#### Required action:
All of the data below should be copied exactly as it stands.
# # # # #
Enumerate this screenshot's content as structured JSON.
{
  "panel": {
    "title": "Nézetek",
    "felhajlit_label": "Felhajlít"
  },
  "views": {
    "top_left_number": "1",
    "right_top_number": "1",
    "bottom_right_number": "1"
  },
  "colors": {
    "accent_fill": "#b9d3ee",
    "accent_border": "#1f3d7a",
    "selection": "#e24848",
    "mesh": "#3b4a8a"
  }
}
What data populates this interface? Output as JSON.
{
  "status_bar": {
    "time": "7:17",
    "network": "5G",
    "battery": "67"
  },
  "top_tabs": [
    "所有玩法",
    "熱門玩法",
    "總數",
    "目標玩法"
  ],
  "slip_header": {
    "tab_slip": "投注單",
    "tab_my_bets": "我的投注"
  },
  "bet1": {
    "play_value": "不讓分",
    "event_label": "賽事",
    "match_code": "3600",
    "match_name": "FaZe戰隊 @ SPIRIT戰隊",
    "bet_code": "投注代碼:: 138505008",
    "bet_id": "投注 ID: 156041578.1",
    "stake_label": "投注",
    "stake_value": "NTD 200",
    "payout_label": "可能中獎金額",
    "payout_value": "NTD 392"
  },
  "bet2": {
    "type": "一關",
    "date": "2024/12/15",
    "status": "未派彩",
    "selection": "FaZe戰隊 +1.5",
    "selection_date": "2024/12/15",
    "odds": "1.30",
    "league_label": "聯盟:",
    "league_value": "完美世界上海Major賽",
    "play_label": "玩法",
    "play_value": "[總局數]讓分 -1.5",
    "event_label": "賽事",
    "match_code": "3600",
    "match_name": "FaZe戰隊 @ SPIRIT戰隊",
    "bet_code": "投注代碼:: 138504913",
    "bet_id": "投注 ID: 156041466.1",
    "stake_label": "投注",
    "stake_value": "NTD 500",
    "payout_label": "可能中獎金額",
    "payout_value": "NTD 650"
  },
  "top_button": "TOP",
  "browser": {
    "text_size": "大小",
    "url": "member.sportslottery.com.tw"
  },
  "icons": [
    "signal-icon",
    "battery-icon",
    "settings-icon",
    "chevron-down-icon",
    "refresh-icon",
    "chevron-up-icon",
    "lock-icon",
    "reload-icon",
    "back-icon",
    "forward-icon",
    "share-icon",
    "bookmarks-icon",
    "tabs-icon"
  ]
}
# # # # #
#### Exercise result:
Enumerate this screenshot's content as structured JSON.
{
  "panel": {
    "title": "Nézetek",
    "felhajlit_label": "Felhajlít"
  },
  "views": {
    "top_left_number": "1",
    "right_top_number": "1",
    "bottom_right_number": "1"
  },
  "colors": {
    "accent_fill": "#b9d3ee",
    "accent_border": "#1f3d7a",
    "selection": "#e24848",
    "mesh": "#3b4a8a"
  }
}
What data populates this interface? Output as JSON.
{
  "status_bar": {
    "time": "7:17",
    "network": "5G",
    "battery": "67"
  },
  "top_tabs": [
    "所有玩法",
    "熱門玩法",
    "總數",
    "目標玩法"
  ],
  "slip_header": {
    "tab_slip": "投注單",
    "tab_my_bets": "我的投注"
  },
  "bet1": {
    "play_value": "不讓分",
    "event_label": "賽事",
    "match_code": "3600",
    "match_name": "FaZe戰隊 @ SPIRIT戰隊",
    "bet_code": "投注代碼:: 138505008",
    "bet_id": "投注 ID: 156041578.1",
    "stake_label": "投注",
    "stake_value": "NTD 200",
    "payout_label": "可能中獎金額",
    "payout_value": "NTD 392"
  },
  "bet2": {
    "type": "一關",
    "date": "2024/12/15",
    "status": "未派彩",
    "selection": "FaZe戰隊 +1.5",
    "selection_date": "2024/12/15",
    "odds": "1.30",
    "league_label": "聯盟:",
    "league_value": "完美世界上海Major賽",
    "play_label": "玩法",
    "play_value": "[總局數]讓分 -1.5",
    "event_label": "賽事",
    "match_code": "3600",
    "match_name": "FaZe戰隊 @ SPIRIT戰隊",
    "bet_code": "投注代碼:: 138504913",
    "bet_id": "投注 ID: 156041466.1",
    "stake_label": "投注",
    "stake_value": "NTD 500",
    "payout_label": "可能中獎金額",
    "payout_value": "NTD 650"
  },
  "top_button": "TOP",
  "browser": {
    "text_size": "大小",
    "url": "member.sportslottery.com.tw"
  },
  "icons": [
    "signal-icon",
    "battery-icon",
    "settings-icon",
    "chevron-down-icon",
    "refresh-icon",
    "chevron-up-icon",
    "lock-icon",
    "reload-icon",
    "back-icon",
    "forward-icon",
    "share-icon",
    "bookmarks-icon",
    "tabs-icon"
  ]
}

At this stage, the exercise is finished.